The importance of this vitamin during the pandemic cannot be understated. According to Statistics Canada, just under a third of Canadians are below the cut off for adequate maintenance of health. In the winter, about 40 percent of Canadians were shown to be below the recommended level of Vitamin D. Now, with Canadians spending less time outdoors due to new self-isolation practices, those statistics are likely higher.
Often in practice, I refer patients for testing of Vitamin D even when they report self-prescribing of this supplement. I test for 25-hydroxyvitamin D [25(OH)D] concentrations that reflect the number of molecules per litre of blood. The concentration of 25(OH)D reflects vitamin D levels in the blood from food, supplements, and sun exposure. I am often surprised to find lower levels of vitamin D even with supplementation. This may be explained by the form of Vitamin D, regular intake and dosage.
In addition to its known benefits for decreasing osteoporosis and severity of upper respiratory infections, Vitamin D is showing its value during the pandemic. Many research articles have demonstrated the immune response potential of this vitamin. If you are into scientific literature like me, I invite you to read the articles below:
The reports show that a higher mortality due to COVID-19 coincides with groups that have a higher incidence of Vitamin D deficiency. Higher risk groups include smokers, the elderly, obese patients, diabetics and those with hypertension and various GI disorders. Also, severity of symptoms and hospitalizations were linked to Vitamin D deficiency.
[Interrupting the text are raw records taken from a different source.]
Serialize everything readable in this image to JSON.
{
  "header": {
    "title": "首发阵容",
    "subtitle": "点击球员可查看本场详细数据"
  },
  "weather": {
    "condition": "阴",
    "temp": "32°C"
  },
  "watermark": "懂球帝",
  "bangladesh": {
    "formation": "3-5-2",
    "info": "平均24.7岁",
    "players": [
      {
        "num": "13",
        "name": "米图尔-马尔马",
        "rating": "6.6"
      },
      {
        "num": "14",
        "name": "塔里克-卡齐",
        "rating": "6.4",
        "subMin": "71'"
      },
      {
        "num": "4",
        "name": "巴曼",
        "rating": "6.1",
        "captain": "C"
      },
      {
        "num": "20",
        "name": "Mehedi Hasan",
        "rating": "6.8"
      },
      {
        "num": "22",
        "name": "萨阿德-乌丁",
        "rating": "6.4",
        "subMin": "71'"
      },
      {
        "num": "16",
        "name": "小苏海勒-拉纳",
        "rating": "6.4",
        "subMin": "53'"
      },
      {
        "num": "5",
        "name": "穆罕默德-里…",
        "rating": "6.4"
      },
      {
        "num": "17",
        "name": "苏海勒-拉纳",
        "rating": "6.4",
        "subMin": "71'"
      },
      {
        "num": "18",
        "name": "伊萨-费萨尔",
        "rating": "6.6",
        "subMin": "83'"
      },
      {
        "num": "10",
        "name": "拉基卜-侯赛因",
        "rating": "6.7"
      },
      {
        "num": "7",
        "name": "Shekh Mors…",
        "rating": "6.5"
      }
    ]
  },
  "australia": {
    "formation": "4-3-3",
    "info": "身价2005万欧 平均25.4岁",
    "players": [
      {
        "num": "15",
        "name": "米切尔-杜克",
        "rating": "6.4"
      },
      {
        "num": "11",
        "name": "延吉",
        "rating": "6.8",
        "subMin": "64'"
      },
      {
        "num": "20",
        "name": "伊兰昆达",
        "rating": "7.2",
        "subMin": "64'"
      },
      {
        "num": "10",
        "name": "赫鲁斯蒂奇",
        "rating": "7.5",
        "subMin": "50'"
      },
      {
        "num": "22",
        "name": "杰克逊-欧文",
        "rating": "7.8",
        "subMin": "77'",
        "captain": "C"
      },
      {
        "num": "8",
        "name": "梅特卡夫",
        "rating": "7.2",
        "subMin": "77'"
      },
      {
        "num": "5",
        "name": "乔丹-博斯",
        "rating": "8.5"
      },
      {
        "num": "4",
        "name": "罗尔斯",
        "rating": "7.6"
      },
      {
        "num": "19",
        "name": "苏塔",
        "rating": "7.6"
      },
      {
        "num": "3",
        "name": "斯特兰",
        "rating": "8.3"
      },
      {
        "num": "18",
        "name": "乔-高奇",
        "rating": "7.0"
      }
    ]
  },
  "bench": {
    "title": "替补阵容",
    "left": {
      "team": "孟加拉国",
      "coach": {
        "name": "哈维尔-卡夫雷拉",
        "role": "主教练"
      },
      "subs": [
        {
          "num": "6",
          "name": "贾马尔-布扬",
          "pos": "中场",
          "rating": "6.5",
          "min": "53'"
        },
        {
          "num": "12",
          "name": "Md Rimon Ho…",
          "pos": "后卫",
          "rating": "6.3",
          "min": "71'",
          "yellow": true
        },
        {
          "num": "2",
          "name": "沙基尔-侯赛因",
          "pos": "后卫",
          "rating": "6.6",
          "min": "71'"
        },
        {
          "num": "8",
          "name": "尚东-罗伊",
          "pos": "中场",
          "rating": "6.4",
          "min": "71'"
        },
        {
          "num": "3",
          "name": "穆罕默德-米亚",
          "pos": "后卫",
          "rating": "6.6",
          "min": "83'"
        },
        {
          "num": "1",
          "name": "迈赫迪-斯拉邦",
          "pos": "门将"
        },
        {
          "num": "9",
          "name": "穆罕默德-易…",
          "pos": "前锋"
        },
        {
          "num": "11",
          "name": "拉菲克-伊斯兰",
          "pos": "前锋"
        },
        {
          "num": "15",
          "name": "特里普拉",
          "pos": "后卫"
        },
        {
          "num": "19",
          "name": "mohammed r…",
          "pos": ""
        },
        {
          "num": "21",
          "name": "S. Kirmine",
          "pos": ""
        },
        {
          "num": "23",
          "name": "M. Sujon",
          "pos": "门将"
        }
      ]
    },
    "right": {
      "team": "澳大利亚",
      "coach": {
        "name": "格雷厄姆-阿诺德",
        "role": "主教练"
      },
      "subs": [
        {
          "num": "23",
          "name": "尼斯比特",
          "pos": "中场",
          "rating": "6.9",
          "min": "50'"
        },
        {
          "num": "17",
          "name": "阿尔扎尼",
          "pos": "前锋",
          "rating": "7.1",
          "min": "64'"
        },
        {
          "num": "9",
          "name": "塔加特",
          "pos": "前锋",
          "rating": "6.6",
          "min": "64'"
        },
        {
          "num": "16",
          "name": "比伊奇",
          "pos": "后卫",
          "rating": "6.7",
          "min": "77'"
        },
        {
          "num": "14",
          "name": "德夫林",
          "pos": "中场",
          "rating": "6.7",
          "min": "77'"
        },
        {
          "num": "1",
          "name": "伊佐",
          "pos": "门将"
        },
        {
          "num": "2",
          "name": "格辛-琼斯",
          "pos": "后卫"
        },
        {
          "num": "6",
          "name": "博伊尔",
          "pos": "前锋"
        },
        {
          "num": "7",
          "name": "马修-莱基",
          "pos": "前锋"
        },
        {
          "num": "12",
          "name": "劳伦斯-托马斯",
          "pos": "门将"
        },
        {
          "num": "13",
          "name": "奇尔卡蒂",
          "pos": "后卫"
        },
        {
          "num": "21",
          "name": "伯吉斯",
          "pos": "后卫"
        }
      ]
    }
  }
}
Did you know that there are currently more than 40 patient studies that show evidence mitigation of COVID-19 infectivity and/or severity by Vitamin D? Many scientists are urging health leaders around the world to administer Vitamin D to their vulnerable populations. Studies have been conducted in the US, UK, Spain, Israel, Iran, Germany, France, Brazil and there are many more that are currently underway. With the mounting evidence for use, one article summarizes:
Vitamin D supplementation could thus be a most cost-effective, readily available tool that could potentially prevent millions of COVID-19 infections and tens if not hundreds of thousands COVID-19 deaths, and at the same time, prevent overstretching of health care systems, beyond its established beneficial effects on other health outcomes.
In early April, Ireland’s Health Committee released a report that outlines the measures needed to raise Vitamin D levels in its population. These include reducing the cost of Vitamin D supplementation, and that supplements be given to all vulnerable groups including those attending COVID-19 test centres. For another interesting read, see below:
The UK, US and EU European Food Safety Agency recommend that vitamin D intake (total from both foods and dietary supplements) should be limited to 4000 IU/day (100 µg/day) for adults.
In May of 2019, Health Canada announced a “Notice of Consultation on the Prescription Drug List: Vitamin D”. This notice announced a proposal to amend the Prescription Drug List qualifier for Vitamin D to allow non-prescription status to products containing up to 2,500 International Units (IU)/day for oral use. Previously the original non-prescription status was 1000 IU/day. The amendment was made on February 24, 2021. This will translate to greater dosages becoming available in supplement form.
It is important to note that Vitamin D is a fat-soluble vitamin, and thus higher levels of Vitamin D intake need to be monitored. Excess levels can cause a build-up of calcium in the blood with the potential for kidney problems.
Before supplementation, consult with your healthcare provider to ensure the appropriate dosage. Varying forms and dosages are available for all ages from newborns to the elderly. Vitamin D supplementation should complement and not replace other efforts to cope with the pandemic. Continuance with public health measures are encouraged.